And that's where things began to get interesting. Aubrey Huff narrowly outpolled Luke Scott for the designated-hitter's job, and Hunter noted that Huff was the only guy to spend more than one season as the team's DH. Huff won the American League's Silver Slugger Award for the DH role in 2008, and he drove in 252 runs for the Orioles in nearly three seasons with Baltimore.
Scott was also chosen by at least one voter for an outfield perch, but he was outpolled by two members of the current team. Both Nick Markakis and Adam Jones were selected to the All-Decade team, as was former Rule 5 Draft pick Jay Gibbons. B.J. Surhoff also received a vote, and Stetka noted that former franchise mainstay Brady Anderson only played two years in the decade.
Markakis, one of two position players on this list who were drafted and developed by the Orioles, was called "clearly the standout at the position" by Henneman. The former first-round Draft pick registered 704 hits, 77 home runs and 362 RBIs for Baltimore over the past four seasons, and his 51 outfield assists over that time ranks among the highest totals in the league.
Jones has have been with the Orioles for only two seasons, but he's already made his mark. Stetka noted that Jones was the only All-Star selection for a Baltimore outfielder last decade, and his Gold Glove was just the second in franchise history for an outfielder. The best is likely still to come for Jones, who may well vie with Markakis for this honor next decade.
Gibbons played more games, hit more home runs and drove in more runs than any Baltimore outfielder during the decade, but he also saw quite a bit of time at DH. Gibbons had three 20-homer seasons for the Orioles in the past 10 years.
Picking a five-man rotation was perhaps the most difficult part of this all-decade team, and Stetka rattled off a litany of statistics that illustrate the point. Only four pitchers won at least 10 games and had a winning percentage higher than .500 during the decade, and two of them were relievers. There were only five other pitchers who won five games with a percentage over .500.

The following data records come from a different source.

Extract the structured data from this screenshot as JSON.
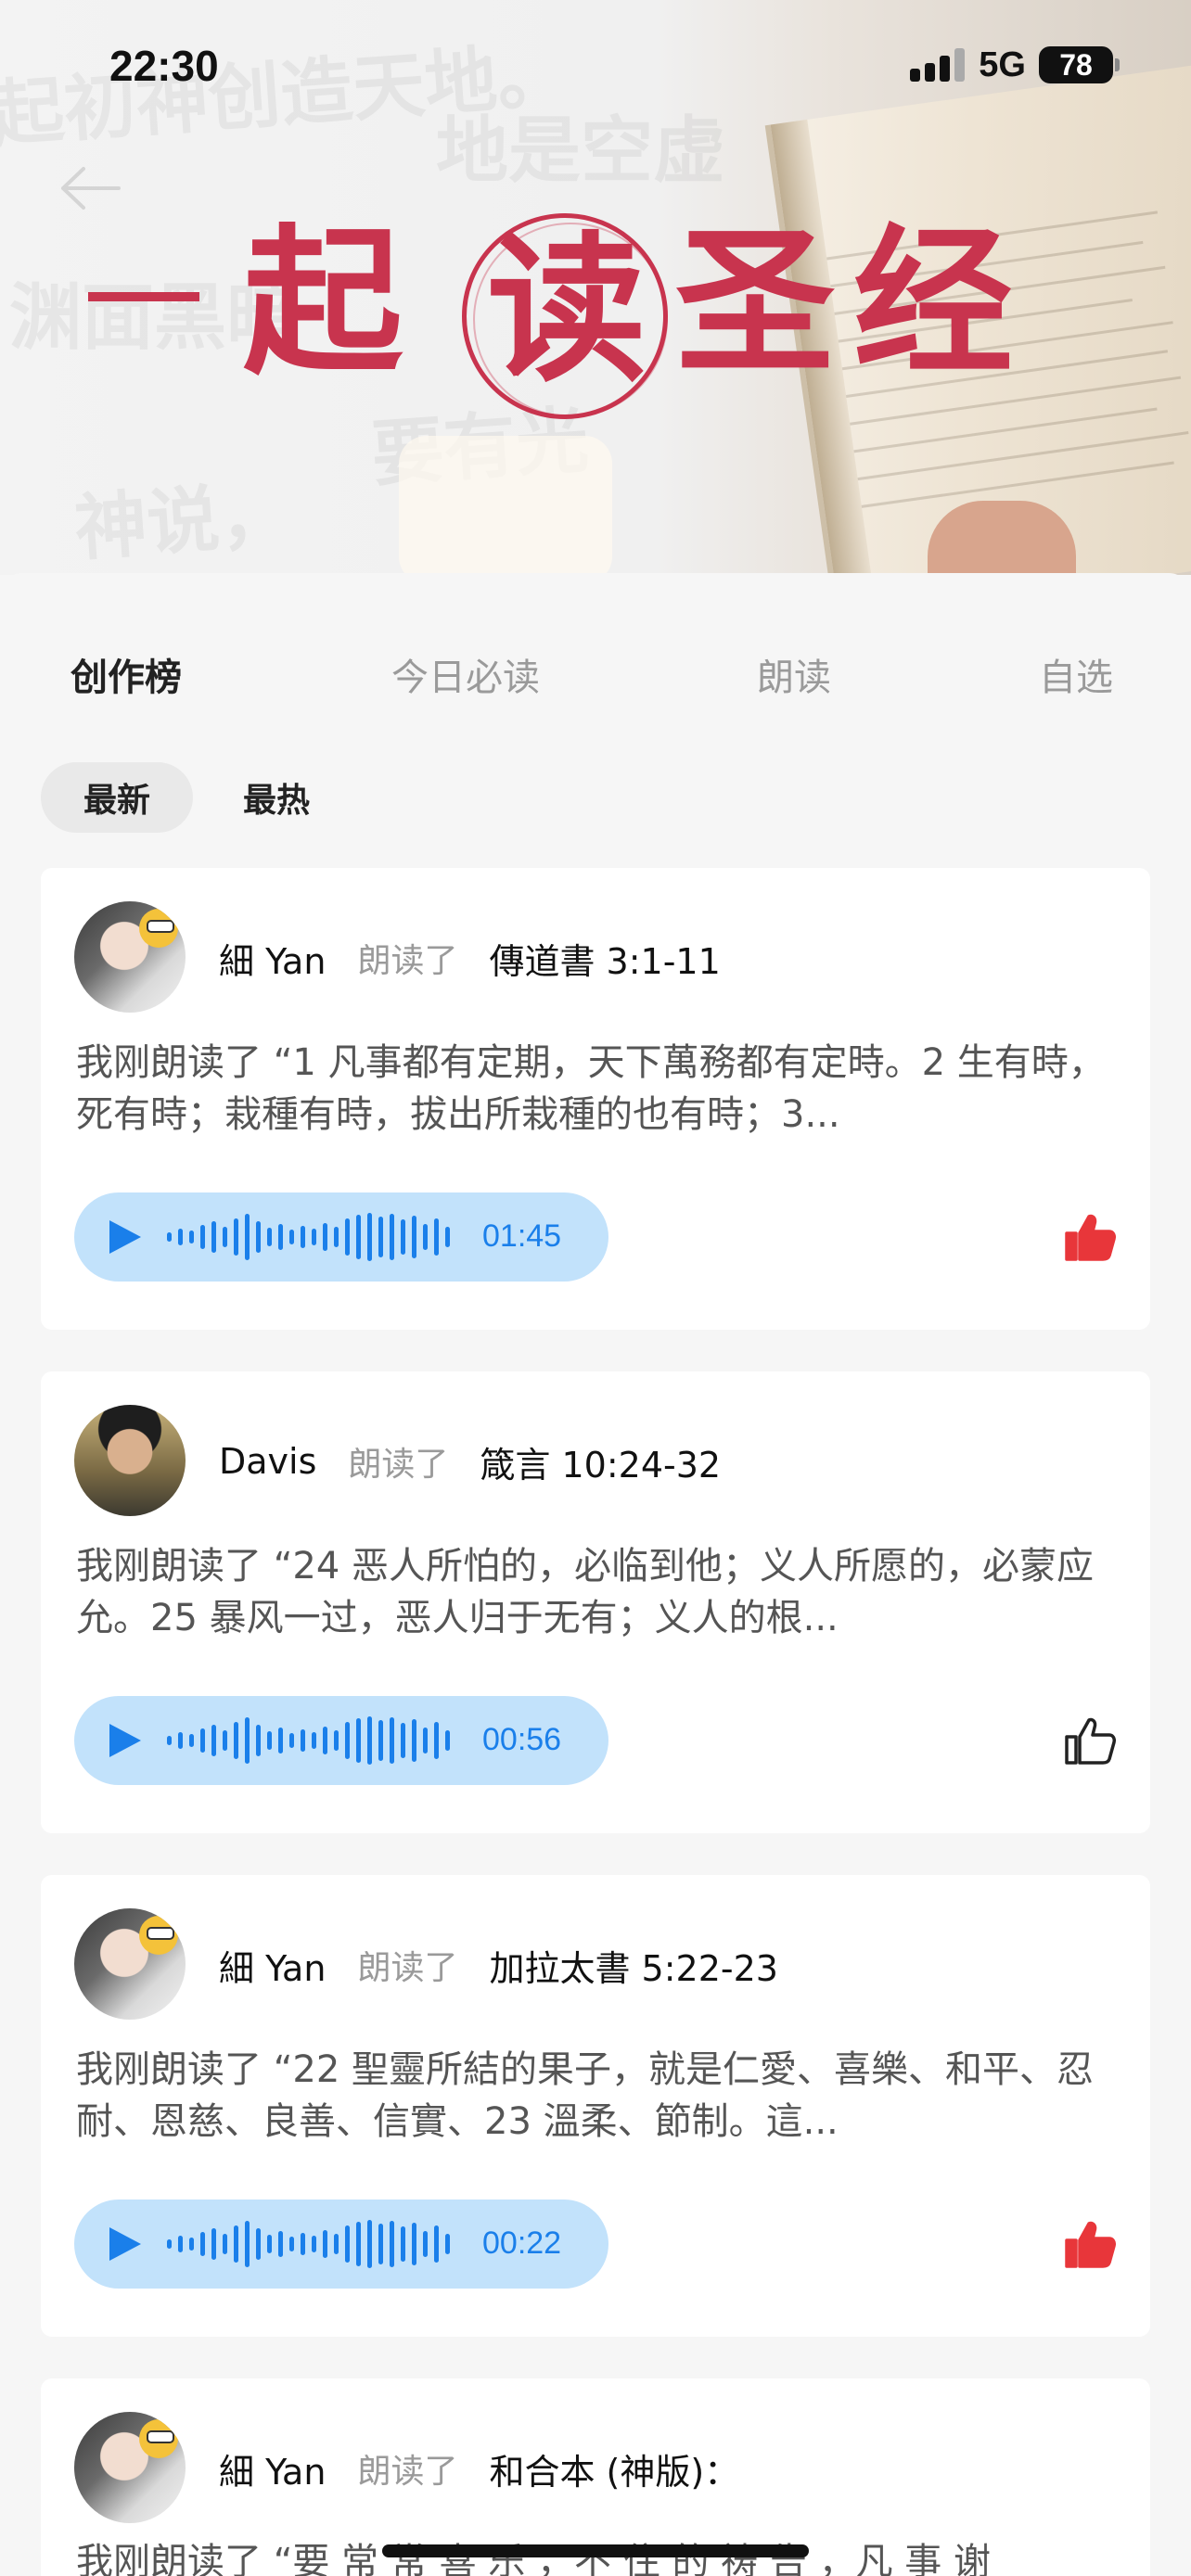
{
  "status_bar": {
    "time": "22:30",
    "network": "5G",
    "battery": "78"
  },
  "banner": {
    "title_chars": [
      "起",
      "读",
      "圣",
      "经"
    ],
    "background_text": [
      "起初神创造天地。",
      "地是空虚",
      "渊面黑暗",
      "神说，",
      "要有光"
    ],
    "back_icon": "back-arrow-icon"
  },
  "tabs": [
    {
      "label": "创作榜",
      "active": true
    },
    {
      "label": "今日必读",
      "active": false
    },
    {
      "label": "朗读",
      "active": false
    },
    {
      "label": "自选",
      "active": false
    }
  ],
  "filters": [
    {
      "label": "最新",
      "active": true
    },
    {
      "label": "最热",
      "active": false
    }
  ],
  "posts": [
    {
      "user": "細 Yan",
      "verb": "朗读了",
      "reference": "傳道書 3:1-11",
      "text": "我刚朗读了 “1  凡事都有定期，天下萬務都有定時。2  生有時，死有時；栽種有時，拔出所栽種的也有時；3...",
      "duration": "01:45",
      "liked": true,
      "avatar": "girl"
    },
    {
      "user": "Davis",
      "verb": "朗读了",
      "reference": "箴言 10:24-32",
      "text": "我刚朗读了 “24  恶人所怕的，必临到他；义人所愿的，必蒙应允。25  暴风一过，恶人归于无有；义人的根...",
      "duration": "00:56",
      "liked": false,
      "avatar": "boy"
    },
    {
      "user": "細 Yan",
      "verb": "朗读了",
      "reference": "加拉太書 5:22-23",
      "text": "我刚朗读了 “22  聖靈所結的果子，就是仁愛、喜樂、和平、忍耐、恩慈、良善、信實、23  溫柔、節制。這...",
      "duration": "00:22",
      "liked": true,
      "avatar": "girl"
    },
    {
      "user": "細 Yan",
      "verb": "朗读了",
      "reference": "和合本 (神版)：",
      "text": "我刚朗读了 “要 常 常 喜 乐 ，不 住 的 祷 告 ，凡 事 谢",
      "duration": "",
      "liked": false,
      "avatar": "girl"
    }
  ],
  "colors": {
    "accent_red": "#c8344e",
    "like_red": "#e8363a",
    "player_bg": "#c2e2fb",
    "player_blue": "#1a7fea"
  }
}
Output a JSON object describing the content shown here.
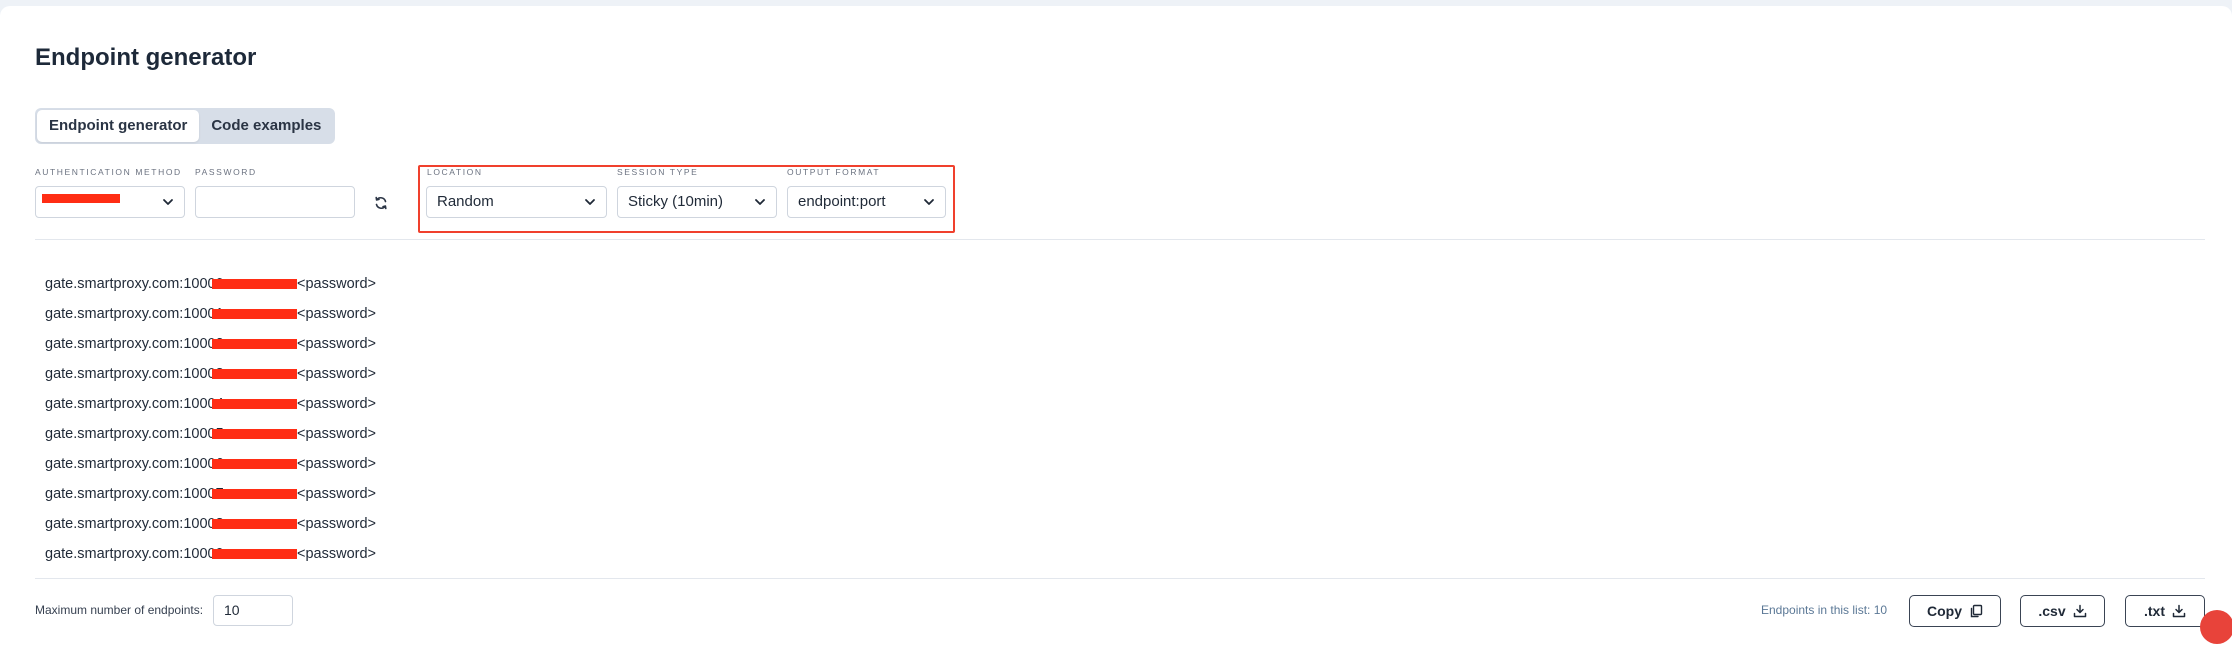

Three pitchers -- Rodrigo Lopez, Erik Bedard and Jeremy Guthrie -- showed up on all of the ballots. Henneman noted that Lopez had the best four-year stretch of the decade and wound up with a double-digit win total three times. Lopez went 60-58 with a 4.72 ERA for the Orioles, and Bedard went 40-34 with a 3.83 ERA during his five-year tenure with Baltimore.
Guthrie, the team's Opening Day starter in each of the past two seasons, has a 4.15 ERA in three years with Baltimore. Sidney Ponson and Daniel Cabrera both rounded out the list, but neither one was picked without reservations. Henneman noted that Ponson had two of the best years of the decade, and he said that Cabrera's enduring presence served as a tiebreaker.
Ponson and Cabrera logged the most years and ranked 1-2 in starts, 2-3 in wins and 1-3 in innings pitched for Baltimore, but Stetka took the opportunity to take a different tack. He nominated both Brian Matusz and Brad Bergesen for the team on the strength of one partial season, and he said he expects to see both as strong candidates in the next decade.
Things returned to a strong consensus in the bullpen, where B.J. Ryan was chosen as setup man and Jorge Julio as closer. Both Stetka and Hunter chose Julio, noting that his save-total (83) was unmatched over the decade. Chris Ray, Ryan and George Sherrill all had standout seasons as closer, and Henneman thought Sherrill's brief role was enough to be his choice.
Henneman noted that Ryan was perhaps the most dominant pitcher the Orioles had all decade, and Stetka pointed out that the southpaw averaged 70 games and held opponents to a .222 batting average in four seasons as the setup man.
Spencer Fordin is a reporter for MLB.com. This story was not subject to the approval of Major League Baseball or its clubs.